The McFarlane-Bredt House in Alice Austen Park. The building is currently closed for restoration.
2. The McFarlane-Bredt House at Alice Austen Park on Staten Island.
View of New York Harbor from near the McFarlane-Bredt House
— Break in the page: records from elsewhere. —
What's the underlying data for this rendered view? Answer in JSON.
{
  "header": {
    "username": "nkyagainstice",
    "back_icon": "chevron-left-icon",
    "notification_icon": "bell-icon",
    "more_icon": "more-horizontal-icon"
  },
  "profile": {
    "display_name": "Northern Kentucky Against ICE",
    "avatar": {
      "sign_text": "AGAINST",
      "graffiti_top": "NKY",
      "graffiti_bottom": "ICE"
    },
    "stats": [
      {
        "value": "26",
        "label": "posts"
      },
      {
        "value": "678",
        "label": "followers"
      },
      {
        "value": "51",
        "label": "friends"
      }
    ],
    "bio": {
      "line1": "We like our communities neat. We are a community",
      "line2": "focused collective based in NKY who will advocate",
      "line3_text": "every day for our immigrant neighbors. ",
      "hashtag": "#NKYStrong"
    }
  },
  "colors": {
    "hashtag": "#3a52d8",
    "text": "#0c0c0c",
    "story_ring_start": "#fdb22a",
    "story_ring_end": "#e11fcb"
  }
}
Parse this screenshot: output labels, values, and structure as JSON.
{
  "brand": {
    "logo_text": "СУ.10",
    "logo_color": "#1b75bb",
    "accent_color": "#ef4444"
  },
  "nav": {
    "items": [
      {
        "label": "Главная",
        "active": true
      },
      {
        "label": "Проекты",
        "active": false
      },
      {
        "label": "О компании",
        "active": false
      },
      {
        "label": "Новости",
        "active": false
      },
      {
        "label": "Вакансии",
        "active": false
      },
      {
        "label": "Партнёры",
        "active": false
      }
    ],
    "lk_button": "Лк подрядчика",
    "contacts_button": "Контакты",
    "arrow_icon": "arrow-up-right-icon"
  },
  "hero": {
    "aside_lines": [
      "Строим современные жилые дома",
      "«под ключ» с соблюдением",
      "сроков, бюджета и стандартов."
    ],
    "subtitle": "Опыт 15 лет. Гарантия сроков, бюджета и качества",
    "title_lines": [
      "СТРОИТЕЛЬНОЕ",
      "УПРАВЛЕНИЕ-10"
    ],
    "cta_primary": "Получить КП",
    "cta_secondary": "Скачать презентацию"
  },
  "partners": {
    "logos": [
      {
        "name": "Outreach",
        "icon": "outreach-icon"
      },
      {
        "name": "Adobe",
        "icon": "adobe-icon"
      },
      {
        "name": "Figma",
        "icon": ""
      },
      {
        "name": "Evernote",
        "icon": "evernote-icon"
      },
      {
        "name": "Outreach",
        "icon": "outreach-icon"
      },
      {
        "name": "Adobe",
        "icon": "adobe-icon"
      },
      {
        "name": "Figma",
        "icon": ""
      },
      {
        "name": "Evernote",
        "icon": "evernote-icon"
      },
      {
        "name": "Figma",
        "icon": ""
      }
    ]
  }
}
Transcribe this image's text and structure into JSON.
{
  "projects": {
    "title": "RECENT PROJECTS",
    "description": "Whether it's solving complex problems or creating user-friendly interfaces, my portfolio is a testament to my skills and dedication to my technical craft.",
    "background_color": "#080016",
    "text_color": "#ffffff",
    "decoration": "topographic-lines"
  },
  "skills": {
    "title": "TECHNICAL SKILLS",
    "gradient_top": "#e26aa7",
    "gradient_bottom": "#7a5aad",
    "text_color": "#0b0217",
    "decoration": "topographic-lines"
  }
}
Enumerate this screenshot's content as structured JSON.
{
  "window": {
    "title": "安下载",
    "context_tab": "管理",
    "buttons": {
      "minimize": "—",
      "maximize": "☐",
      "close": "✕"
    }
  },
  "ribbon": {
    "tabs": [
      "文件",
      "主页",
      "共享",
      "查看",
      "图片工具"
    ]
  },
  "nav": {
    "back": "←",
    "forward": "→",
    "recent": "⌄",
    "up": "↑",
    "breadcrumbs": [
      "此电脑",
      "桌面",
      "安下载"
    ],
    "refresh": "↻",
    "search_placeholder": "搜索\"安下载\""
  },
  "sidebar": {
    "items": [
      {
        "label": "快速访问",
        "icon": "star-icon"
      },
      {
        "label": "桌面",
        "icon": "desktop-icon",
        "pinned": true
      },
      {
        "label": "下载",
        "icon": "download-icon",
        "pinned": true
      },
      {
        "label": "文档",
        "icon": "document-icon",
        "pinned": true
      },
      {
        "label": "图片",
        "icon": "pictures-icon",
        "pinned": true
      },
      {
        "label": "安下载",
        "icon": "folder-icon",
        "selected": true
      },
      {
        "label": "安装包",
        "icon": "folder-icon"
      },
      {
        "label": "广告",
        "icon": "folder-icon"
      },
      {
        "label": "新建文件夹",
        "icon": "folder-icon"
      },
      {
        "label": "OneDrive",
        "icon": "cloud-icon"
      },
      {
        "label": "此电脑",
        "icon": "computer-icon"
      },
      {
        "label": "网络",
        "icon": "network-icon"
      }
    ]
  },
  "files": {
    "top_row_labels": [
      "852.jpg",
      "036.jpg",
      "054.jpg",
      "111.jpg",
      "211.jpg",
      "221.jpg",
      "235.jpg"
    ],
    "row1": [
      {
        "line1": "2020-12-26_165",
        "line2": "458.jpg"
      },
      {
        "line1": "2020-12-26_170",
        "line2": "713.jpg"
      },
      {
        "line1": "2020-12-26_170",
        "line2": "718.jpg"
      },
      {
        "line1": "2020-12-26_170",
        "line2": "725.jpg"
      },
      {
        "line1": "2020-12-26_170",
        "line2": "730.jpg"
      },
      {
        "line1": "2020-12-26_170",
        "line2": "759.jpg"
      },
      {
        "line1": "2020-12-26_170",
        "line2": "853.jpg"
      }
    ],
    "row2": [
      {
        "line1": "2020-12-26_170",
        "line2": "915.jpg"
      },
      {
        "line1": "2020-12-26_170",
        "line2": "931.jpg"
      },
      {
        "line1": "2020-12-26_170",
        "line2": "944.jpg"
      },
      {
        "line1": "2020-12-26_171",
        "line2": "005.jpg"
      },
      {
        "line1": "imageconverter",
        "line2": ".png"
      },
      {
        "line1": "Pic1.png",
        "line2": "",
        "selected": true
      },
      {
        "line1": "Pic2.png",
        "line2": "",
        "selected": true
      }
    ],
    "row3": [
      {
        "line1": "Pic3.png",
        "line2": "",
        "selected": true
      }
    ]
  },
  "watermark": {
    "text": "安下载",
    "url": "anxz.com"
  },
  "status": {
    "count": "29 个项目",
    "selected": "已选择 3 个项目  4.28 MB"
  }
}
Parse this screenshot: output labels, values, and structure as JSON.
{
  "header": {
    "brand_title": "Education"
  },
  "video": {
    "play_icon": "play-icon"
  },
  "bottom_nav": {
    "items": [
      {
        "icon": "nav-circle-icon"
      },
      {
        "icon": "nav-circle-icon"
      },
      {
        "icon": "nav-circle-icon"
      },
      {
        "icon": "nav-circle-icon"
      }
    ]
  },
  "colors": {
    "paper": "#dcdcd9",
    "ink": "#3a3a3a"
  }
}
This house built in the 1840s as a private home was purchased by the NYYC in 1868 and was their clubhouse for 3 years. From here, members watched the 1870 America’s Cup in New York Harbor, the first defense of the Cup. The building is an Italian-Swiss style villa and sits in Alice Austen Park, and until relatively recently was a residential building (after the NYYC sold the building in 1871 it was divided into 4 apartments). Unfortunately the building is fenced off today and is undergoing a slow restoration process. The park plans to eventually open it to the public as an exhibit on the NYYC. Still, Alice Austin Park is worth a visit, which also contains the late 1600s Alice Austen House, named after a famous Staten Island photographer who lived there. The park has stunning views of New York Harbor, Manhattan and the Verrazano-Narrows Bridge. The park is also near several attractions, including the Garibaldi Meucci Museum and Fort Wadsworth.
Hoboken Cove Boathouse, a recreation of the original NYYC clubhouse once located here.
3. Hoboken Cove Boathouse, Hoboken, NY
Located at the intersection of Frank Sinatra Drive and Sinatra Drive North, this is the original location of the first New York Yacht Club Clubhouse, founded in 1845. A plaque marks the site. The building there today is a recreation of the NYYC’s first clubhouse and is a place for kayaking lessons today. The original clubhouse still stands, but it was moved to Newport, RI, on the grounds of the NYYC’s Harbour Court Clubhouse.
The mast of the Columbia, winner of the 1899 and 1901 America’s Cup
4. Mast of the Columbia, standing in Forest Hills Gardens in Queens.
At roughly 150 Greenway Terrace in the tranquil neighborhood Forest Hills Gardens stands a seemingly unlikely monument–the mast of Columbia, winner of two America’s Cups in 1899 and 1901. The flag was dedicated here by former President Theodore Roosevelt in 1917.